#### Exercise instructions
For the records below, count the lines containing the word "English" and reply with the number alone.

..............................

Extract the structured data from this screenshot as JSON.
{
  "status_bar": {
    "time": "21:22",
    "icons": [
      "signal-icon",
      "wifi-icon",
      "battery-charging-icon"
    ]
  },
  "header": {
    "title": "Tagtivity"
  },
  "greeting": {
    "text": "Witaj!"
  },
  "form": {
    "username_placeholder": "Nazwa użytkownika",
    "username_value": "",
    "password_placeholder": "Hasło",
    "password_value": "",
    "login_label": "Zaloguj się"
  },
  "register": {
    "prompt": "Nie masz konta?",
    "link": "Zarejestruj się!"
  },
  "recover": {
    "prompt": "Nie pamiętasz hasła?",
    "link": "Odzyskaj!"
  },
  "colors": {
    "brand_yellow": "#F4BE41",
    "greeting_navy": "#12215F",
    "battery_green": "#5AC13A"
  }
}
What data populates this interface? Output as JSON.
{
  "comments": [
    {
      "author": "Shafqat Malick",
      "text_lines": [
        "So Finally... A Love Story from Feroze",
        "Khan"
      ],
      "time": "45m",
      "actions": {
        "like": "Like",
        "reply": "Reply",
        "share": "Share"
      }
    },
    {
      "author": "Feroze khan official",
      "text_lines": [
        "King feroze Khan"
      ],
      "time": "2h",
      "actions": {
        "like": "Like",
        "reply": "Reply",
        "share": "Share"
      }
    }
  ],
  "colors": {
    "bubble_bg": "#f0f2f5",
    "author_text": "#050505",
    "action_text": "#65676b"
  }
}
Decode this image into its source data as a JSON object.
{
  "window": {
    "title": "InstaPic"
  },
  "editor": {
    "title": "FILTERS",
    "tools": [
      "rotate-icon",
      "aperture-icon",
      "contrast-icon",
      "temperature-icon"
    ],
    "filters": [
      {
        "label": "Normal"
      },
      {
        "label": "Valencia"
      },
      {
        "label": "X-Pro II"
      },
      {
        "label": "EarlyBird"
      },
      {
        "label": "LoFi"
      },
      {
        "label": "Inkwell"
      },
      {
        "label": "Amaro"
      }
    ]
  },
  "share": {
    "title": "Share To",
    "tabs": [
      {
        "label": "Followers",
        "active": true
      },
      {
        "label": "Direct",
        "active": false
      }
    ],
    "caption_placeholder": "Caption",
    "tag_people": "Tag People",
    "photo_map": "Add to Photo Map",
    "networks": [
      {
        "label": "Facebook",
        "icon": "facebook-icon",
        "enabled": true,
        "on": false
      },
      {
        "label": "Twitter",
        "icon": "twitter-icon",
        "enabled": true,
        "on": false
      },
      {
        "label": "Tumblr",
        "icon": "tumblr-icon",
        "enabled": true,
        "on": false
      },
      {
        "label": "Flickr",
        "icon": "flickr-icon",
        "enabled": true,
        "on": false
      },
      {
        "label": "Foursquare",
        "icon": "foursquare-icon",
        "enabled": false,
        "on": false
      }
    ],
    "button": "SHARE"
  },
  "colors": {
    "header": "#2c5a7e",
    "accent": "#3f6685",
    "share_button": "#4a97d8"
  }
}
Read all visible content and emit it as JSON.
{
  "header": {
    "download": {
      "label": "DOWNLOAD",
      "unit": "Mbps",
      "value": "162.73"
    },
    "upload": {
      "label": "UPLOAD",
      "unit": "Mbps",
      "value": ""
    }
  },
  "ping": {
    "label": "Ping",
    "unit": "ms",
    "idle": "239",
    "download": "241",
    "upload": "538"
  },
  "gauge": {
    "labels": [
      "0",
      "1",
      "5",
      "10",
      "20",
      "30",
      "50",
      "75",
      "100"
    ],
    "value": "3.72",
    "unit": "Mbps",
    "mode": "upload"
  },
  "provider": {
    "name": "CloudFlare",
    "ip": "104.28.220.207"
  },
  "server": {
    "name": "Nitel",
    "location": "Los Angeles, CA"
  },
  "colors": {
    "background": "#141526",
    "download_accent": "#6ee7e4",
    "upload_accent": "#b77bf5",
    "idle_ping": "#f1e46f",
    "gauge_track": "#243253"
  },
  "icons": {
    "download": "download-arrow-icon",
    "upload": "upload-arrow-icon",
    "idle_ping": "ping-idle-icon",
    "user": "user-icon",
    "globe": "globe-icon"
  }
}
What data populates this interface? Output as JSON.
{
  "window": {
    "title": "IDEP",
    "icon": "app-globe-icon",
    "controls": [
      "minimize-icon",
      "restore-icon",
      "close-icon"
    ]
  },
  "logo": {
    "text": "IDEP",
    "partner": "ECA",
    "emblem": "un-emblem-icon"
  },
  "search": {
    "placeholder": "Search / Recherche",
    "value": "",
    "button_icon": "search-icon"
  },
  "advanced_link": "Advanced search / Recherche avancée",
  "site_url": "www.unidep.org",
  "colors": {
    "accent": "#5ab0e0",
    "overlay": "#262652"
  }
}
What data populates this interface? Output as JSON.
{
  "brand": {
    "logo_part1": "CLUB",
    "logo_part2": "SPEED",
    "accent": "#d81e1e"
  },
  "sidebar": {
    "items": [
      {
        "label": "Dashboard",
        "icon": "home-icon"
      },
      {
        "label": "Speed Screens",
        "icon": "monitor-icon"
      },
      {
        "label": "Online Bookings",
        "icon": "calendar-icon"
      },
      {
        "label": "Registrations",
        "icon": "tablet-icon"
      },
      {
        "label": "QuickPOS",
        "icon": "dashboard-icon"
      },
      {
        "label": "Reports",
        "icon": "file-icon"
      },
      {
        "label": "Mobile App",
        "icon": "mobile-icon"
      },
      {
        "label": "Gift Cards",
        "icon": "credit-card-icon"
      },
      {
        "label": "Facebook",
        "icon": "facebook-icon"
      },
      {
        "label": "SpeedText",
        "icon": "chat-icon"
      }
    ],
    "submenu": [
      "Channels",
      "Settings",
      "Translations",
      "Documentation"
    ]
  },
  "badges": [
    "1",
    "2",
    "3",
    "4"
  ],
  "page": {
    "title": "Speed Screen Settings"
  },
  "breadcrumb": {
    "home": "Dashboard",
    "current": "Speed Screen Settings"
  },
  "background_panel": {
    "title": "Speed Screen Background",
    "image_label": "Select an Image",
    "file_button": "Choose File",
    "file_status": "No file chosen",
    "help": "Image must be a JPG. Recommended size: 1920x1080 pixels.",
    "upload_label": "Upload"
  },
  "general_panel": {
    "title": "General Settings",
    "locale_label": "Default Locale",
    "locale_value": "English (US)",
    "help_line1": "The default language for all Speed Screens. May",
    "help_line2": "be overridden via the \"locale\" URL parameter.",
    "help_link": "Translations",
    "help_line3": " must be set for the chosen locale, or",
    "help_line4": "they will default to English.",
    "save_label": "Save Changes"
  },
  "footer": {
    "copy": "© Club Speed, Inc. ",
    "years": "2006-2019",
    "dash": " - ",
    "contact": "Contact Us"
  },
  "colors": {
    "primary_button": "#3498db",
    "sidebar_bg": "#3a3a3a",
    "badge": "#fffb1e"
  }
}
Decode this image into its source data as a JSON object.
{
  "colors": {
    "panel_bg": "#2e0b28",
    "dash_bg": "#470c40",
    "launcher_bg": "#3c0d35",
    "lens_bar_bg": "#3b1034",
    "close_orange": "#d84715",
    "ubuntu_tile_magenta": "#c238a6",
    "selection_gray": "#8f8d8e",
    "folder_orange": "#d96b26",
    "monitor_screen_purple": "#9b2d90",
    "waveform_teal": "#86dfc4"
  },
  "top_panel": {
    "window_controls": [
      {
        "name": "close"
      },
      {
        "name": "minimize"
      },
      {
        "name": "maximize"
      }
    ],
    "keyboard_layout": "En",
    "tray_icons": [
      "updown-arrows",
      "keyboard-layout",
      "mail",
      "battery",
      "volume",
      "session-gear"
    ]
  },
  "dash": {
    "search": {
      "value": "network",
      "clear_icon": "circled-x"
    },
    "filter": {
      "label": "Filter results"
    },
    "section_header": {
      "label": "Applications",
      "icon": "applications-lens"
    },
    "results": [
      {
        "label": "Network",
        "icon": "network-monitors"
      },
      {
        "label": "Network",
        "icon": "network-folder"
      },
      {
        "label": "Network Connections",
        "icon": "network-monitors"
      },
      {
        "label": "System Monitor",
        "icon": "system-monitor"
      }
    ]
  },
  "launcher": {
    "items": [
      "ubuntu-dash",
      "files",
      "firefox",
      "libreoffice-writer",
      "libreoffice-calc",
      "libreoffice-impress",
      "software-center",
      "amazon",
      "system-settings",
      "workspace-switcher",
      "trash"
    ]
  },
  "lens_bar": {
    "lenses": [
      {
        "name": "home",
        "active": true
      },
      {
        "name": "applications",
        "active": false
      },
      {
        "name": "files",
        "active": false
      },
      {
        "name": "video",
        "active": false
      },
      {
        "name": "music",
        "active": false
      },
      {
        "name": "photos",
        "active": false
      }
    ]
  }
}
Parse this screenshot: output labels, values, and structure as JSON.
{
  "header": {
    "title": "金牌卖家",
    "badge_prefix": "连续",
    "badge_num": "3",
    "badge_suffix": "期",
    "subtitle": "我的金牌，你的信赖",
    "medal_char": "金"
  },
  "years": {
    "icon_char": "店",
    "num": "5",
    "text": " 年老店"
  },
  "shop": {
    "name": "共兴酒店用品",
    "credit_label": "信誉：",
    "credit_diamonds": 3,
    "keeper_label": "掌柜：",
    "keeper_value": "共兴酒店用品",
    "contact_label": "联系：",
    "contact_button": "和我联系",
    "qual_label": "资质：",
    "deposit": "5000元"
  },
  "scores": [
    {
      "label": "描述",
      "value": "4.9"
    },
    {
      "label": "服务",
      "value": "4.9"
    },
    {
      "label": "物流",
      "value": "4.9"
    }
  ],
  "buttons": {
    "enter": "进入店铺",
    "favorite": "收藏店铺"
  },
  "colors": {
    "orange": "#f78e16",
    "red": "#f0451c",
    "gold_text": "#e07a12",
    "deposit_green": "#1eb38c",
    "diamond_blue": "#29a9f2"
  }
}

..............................

#### Written solution
2